Al’s French Fries as noted on their website, is a local institution. One of the first times going to Al’s French Fries, I remember my grade school classmates on a field trip choosing McDonald’s over “Al’s”. I was surprised; this is one of my earlier memories of seeking out better food.
Their fries are perfect hand-cut real potatoes, fried fresh in front of you, not over salted, crispy on the outside and mushy on the inside. Vinegar is on the all of the tables for the fries; Al’s is where I first learned of this french fry condiment. I got my food to go, in colder weather Al’s will also give you a box to put over your food. I look their take out box / tray. It soaks up the grease and prevents errant fries from escaping, also condiments can be mounded directly on the cardboard.

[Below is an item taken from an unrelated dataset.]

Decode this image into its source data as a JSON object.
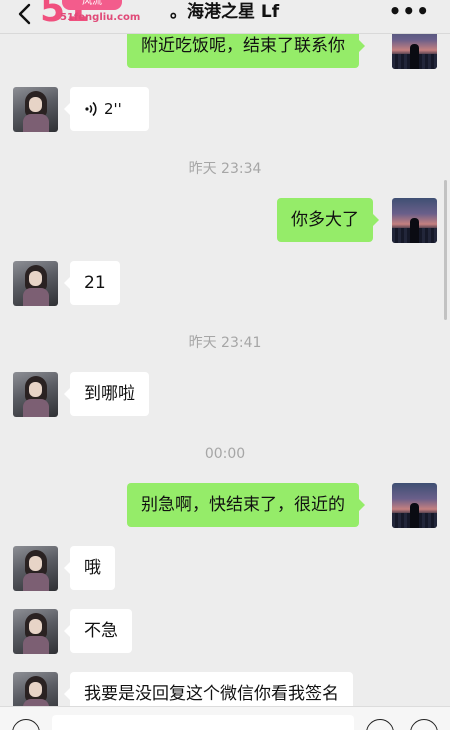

Other that the awesome fries, the double cheese burger was nice, tasting more “real” than a chain fast food alternative. It’s fun watching the grill / fry cooks produce your order right in front of you. Finally the hotdog was good as well, I’m glad Al’s now stocks sour kraut, I’ll bet this was a McKenzie dog. Both the dog and burger buns are from the local Koffee Kup bakery on Riverside Ave in Burlington, the outside of the buns are toasted on the grill (dry) and produce a nice crisp bite when eaten.
The only french fries that touch Al’s are Beansie’s which is seasonal bus, parked near the Burlington Police station in the summer. I saw their bus about a month ago:
Al’s is a must, you may also be able to catch one of their french fry stands around various events in Vermont, if you can’t make the trip to Burlington.
The double cheese was $2.69, the hotdog $1.29 + .50 cents for kraut, and the pint of fries $1.95 (all pre-tax). I should have one gotten a cup of fries, I had to give the rest of my fries away to my appreciative co-worker.